┌─ SOURCE DATA

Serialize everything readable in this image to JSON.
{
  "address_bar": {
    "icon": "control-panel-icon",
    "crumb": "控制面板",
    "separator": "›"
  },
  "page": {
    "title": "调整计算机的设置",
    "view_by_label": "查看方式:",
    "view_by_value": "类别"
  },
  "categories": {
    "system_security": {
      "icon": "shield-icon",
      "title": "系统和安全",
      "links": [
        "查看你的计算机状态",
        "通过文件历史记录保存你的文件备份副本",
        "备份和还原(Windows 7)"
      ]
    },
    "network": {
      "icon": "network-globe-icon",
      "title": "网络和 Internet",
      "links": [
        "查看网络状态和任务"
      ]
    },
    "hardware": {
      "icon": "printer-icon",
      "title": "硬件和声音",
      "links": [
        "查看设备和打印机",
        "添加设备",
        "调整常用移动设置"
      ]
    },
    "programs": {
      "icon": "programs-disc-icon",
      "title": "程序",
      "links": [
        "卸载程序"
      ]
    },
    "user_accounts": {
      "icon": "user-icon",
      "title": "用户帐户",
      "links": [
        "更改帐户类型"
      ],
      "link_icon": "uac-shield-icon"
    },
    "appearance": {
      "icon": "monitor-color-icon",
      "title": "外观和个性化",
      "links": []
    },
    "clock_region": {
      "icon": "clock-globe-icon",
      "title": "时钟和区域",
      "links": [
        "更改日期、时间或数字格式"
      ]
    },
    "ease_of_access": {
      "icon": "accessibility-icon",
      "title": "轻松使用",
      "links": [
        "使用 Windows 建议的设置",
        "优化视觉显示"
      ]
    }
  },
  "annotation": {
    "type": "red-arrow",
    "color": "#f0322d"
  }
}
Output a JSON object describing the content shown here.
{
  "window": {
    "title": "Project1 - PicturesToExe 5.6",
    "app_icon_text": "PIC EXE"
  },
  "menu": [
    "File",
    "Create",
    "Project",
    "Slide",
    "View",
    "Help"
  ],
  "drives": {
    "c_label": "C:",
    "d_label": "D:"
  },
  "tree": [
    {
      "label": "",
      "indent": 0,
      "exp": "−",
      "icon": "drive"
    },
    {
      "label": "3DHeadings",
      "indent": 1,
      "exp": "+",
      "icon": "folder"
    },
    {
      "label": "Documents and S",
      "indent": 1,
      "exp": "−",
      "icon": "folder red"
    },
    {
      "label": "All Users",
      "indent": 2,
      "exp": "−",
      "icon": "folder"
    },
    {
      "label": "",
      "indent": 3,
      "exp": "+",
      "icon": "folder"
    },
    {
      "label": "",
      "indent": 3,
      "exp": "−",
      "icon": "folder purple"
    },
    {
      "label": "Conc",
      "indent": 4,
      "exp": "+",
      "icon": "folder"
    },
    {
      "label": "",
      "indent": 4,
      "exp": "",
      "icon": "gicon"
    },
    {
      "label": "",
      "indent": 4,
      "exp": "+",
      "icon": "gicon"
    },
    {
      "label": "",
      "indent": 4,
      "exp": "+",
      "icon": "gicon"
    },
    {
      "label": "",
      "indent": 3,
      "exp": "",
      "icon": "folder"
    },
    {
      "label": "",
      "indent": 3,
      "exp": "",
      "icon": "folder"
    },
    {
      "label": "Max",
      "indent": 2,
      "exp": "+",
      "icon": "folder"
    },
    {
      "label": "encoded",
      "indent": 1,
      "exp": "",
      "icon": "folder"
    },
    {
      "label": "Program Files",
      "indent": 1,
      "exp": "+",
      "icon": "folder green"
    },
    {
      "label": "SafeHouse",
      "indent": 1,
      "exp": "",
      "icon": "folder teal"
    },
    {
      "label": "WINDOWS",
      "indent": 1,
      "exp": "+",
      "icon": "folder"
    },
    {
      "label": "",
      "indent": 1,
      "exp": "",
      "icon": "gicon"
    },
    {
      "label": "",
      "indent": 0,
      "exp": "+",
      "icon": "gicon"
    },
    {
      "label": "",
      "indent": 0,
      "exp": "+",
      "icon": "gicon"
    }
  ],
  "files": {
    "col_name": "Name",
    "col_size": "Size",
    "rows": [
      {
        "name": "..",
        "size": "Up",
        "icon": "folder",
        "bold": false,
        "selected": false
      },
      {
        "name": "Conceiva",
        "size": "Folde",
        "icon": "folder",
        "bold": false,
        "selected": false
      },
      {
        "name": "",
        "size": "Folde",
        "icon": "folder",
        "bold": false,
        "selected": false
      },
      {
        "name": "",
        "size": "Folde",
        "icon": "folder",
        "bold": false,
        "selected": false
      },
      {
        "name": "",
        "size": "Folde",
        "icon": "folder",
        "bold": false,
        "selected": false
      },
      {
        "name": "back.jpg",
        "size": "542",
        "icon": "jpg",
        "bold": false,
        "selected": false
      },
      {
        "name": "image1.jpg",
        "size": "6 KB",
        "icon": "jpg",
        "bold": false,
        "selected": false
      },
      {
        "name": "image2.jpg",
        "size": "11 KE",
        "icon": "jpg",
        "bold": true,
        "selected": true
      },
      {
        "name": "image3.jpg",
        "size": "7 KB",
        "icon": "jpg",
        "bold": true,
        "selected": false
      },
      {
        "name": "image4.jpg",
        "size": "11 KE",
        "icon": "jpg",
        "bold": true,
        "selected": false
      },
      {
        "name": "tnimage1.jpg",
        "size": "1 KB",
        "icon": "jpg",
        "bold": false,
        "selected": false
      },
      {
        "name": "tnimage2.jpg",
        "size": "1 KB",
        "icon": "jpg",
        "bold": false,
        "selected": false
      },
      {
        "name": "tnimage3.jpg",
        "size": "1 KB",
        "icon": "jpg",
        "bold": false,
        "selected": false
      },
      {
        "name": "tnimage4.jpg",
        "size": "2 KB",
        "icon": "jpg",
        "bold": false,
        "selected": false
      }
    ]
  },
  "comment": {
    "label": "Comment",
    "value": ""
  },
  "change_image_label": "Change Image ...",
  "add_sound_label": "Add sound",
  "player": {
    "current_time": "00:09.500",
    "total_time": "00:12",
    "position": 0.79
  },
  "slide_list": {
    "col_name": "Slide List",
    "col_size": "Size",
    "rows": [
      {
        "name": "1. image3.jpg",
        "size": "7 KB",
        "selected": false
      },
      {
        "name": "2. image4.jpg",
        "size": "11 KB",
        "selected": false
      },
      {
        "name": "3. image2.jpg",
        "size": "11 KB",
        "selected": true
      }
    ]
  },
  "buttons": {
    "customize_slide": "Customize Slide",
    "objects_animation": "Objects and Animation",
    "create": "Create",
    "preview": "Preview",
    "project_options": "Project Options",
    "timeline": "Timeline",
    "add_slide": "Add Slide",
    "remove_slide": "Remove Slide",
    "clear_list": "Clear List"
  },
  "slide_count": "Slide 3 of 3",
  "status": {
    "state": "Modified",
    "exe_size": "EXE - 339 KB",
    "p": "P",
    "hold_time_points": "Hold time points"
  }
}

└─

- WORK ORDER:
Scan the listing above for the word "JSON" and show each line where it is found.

- ANSWER TO THE EXERCISE:
Serialize everything readable in this image to JSON.
Output a JSON object describing the content shown here.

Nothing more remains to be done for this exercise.